Week Three of the Bloomberg School of Public Health Coursera program, “Reducing Gun Violence in America: Evidence for Change,” seemingly promised some substance. This week’s module is titled “Evidence-Based Policies to Prevent Gun Violence” but the threshold for what qualifies as “evidence-based” is subjective. As in, the Bloomberg team selects what qualifies as evidence and what should just be done even in the absence of evidence.
The presenters advocate for universal background checks, licenses or permits to purchase, and waiting periods. But, while pushing these measures, they admit that the evidence on the impact of background checks for private sales on gun homicides “has not found protective effects” and that “[t]he evidence of the impact on waiting periods on firearm homicide is inconclusive.”

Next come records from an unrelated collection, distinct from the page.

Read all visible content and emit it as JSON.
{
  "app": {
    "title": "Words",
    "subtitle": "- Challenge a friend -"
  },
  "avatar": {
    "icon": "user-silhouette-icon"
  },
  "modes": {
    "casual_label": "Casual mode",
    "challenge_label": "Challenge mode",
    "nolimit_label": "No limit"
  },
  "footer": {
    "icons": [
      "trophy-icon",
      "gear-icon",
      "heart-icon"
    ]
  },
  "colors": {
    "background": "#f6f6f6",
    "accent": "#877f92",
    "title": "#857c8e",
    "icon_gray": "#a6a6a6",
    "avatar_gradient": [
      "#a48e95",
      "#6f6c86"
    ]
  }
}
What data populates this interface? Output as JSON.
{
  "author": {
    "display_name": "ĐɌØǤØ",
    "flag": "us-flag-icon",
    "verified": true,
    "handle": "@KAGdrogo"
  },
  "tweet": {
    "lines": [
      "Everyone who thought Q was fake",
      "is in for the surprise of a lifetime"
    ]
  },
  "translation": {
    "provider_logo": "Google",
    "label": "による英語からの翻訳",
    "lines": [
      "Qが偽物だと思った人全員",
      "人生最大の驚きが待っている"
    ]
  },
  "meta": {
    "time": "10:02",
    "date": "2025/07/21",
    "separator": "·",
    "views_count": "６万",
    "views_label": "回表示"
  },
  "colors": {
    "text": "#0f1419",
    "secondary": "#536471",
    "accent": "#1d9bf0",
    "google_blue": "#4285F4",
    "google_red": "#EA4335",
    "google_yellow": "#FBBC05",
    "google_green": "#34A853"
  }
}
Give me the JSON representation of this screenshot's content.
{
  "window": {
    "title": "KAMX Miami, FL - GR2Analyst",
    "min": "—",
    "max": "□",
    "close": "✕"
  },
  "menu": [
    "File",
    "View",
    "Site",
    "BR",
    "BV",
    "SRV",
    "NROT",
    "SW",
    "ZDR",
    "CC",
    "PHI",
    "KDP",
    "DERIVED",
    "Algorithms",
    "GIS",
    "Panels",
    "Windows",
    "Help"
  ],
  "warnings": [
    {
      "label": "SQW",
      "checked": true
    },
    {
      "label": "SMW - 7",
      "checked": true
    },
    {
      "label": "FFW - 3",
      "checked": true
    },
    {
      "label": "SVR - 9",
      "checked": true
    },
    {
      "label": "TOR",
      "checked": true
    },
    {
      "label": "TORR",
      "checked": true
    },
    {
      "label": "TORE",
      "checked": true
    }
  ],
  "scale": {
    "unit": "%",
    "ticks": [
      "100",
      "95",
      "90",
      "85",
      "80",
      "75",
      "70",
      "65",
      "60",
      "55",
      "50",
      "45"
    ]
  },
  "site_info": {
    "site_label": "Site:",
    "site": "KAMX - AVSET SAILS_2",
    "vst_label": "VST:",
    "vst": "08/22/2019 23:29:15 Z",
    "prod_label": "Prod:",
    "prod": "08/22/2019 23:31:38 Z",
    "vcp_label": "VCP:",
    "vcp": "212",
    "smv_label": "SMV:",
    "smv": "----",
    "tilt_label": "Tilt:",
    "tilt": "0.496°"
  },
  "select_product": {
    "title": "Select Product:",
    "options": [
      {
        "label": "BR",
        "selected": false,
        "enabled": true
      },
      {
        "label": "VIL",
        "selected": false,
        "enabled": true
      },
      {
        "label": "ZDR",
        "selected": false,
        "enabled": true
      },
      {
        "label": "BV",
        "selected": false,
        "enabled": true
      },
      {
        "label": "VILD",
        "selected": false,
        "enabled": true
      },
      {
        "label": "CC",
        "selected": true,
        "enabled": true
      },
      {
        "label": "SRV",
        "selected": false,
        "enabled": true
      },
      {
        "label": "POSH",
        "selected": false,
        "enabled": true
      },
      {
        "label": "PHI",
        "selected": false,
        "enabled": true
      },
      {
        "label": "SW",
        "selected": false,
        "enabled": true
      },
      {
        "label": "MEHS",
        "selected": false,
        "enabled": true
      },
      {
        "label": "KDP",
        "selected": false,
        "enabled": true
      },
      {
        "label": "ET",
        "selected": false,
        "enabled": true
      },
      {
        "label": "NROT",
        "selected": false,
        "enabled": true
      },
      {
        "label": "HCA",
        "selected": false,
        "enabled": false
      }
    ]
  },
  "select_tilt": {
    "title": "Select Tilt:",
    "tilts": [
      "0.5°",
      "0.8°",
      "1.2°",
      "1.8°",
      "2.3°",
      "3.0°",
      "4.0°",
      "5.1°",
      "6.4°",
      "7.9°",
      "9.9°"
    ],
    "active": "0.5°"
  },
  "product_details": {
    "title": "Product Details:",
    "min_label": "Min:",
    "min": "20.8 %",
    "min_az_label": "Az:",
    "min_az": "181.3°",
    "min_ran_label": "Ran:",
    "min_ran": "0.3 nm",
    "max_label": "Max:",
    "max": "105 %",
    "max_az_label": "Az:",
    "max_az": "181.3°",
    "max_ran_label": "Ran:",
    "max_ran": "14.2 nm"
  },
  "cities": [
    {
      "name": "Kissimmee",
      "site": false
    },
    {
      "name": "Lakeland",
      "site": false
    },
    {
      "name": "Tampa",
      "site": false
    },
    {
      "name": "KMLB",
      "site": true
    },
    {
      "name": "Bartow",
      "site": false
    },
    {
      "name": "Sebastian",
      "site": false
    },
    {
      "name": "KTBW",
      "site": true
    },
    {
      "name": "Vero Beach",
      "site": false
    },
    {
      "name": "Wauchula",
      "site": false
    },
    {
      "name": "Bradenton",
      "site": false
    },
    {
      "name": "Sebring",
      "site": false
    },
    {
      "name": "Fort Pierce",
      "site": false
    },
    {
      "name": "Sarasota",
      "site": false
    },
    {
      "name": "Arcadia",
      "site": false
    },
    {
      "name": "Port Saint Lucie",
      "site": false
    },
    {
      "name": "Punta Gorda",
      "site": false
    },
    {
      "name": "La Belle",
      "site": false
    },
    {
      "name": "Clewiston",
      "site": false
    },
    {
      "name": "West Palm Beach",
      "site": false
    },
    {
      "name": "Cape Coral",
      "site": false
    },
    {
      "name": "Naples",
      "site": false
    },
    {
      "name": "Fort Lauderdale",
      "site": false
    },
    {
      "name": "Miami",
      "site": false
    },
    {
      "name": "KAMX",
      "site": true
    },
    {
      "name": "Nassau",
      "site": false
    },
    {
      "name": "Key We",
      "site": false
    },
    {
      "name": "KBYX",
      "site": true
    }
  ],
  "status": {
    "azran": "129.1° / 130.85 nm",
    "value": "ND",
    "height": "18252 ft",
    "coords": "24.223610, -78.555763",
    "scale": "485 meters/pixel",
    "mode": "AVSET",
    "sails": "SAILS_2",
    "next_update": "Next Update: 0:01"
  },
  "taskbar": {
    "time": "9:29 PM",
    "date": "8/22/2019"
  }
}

Those are actual quotes from this week’s lessons. The Bloomberg School staff claim that a waiting period allows law enforcement more time to complete a background check…but background checks don’t stop after the third day (when a dealer can choose to proceed with a sale if the person has not been denied). Law enforcement continues to investigate the buyer and, if necessary, retrieves the firearm in the event that a prohibited person took possession of a firearm before the background check was complete. Investigators have up to 90 days to compete a background check – that’s far more than any proposed waiting period.
As we’ve pointed out repeatedly, so-called universal background checks would have no effect on criminals.
Since “universal” background checks don’t work on their own, Bloomberg acolytes argue for a licensing or permit to purchase system based on their research. The Rand Corporation included much of this same research in their review of gun-policy research, “The Science of Gun Policy,” and deemed licensing and permitting requirements to have an uncertain effect on both total homicides and firearm homicides because the evidence is inconclusive.
As in prior weeks, the Bloomberg team simply ignored research, sometimes conducted by their own staff members, that didn’t confirm their existing anti-gun biases. This week, a portion of the module focused on laws that prohibit individuals convicted of certain misdemeanors from possession firearms. Unsurprisingly, research conducted by the Center for Gun Policy and Research and UC Davis that found violent misdemeanor prohibitions and universal background checks have no effect was again excluded despite the authors claiming “very good evidence” supporting such prohibitions.
That is, within the body of evidence they’re willing to acknowledge.
One of the more interesting presentations this week was a panel discussion on the Consortium for Risk-Based Firearm Policy. The Executive Director of the Coalition to Stop Gun Violence, Josh Horwitz, is lauded as a key figure behind the Consortium. Horwitz says during a discussion of extreme risk protection orders that advocates eventually “settled” on California to enact the first such legislation because “their legislature is somewhat full-time” and “they have legislative staff and really good legal counsel there.”
Surely, they didn’t pick California because lawmakers there have never met a gun control policy they didn’t like. Case in point: the microstamping law for which Horwitz claims credit. From his biography on the Coalition to Stop Gun Violence:
“For instance, in 2007, his research and advocacy were instrumental in enacting a first-of-its-kind microstamping law in California. The revolutionary technology allows law enforcement to trace guns from expended cartridge casings left at crime scenes.”
Except it doesn’t exist. The law exists, but the technology is unfeasible so the real result is that law-abiding gun owners in California simply don’t have the option to purchase newer and likely safer model firearms. They can only purchase older models grandfathered in under the microstamping law.
What else would one expect from anti-gun activists?